OSHA found that Dudley, Massachusetts-based Shield Packaging Co. Inc. failed to implement required procedures to lock out the machine's power sources or train the employee on how to recognize and avoid the hazard, according to an agency statement issued on Wednesday. Under the terms of the settlement agreement, Shield Packaging will pay $150,000 in penalties, provide OSHA with documentation that all hazards have been corrected, retain a professional engineer to approve the design and installation of a safety interlock on the machine that injured the worker, retain a qualified safety consultant to perform a comprehensive inspection of the plant and develop a workplace safety and health program. The final amount represents a nearly 50% reduction from the penalties totaling $295,967 initially proposed by the agency.
Leominster, Massachusetts-based ASI Staffing Group Corp. was initially facing $24,942 in proposed fines, but has agreed to pay $12,471 in penalties, implement comprehensive safety and health measures at all host companies and delineate safety responsibilities between ASI and its host companies, according to the statement. Worcester, Massachusetts-based Southern Mass Staffing was facing $17,460 in proposed penalties, but has agreed to pay a $12,222 fine, attend safety and health training, implement a written safety and health management system, and hire an outside safety consultant.

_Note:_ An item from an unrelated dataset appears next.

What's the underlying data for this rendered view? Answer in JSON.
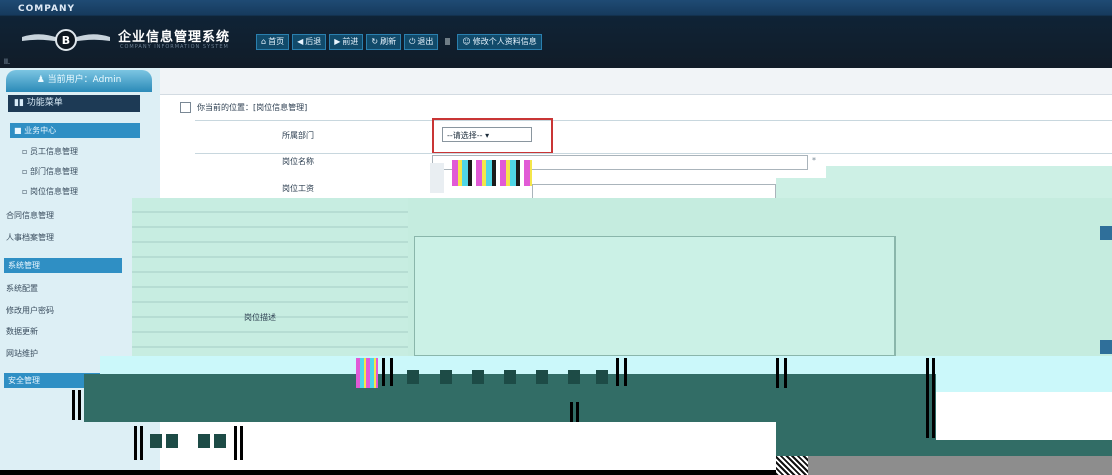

The packaging company and the two staffing agencies, which provided 86 of the 140 workers at Shield’s facility, were initially facing higher proposed fines after the temporary worker sustained a serious injury and the employer failed to call 911 immediately and notify regulators of the worker’s hospitalization.
"The Shield Packaging Co. Inc., ASI Staffing Group Corp. and Southern Mass Staffing are jointly responsible for maintaining a safe work environment for temporary workers," OSHA Area Director Mary Hoye, said in the statement. "These settlements will help ensure that a comprehensive safety program will be developed to protect all workers — permanent and temporary — from injuries and illnesses."
The companies could not be immediately reached for comment.
A Pittsburgh-based masonry contractor is facing $201,354 in proposed penalties for exposing workers to fall and electrical hazards after an employee was fatally electrocuted in April.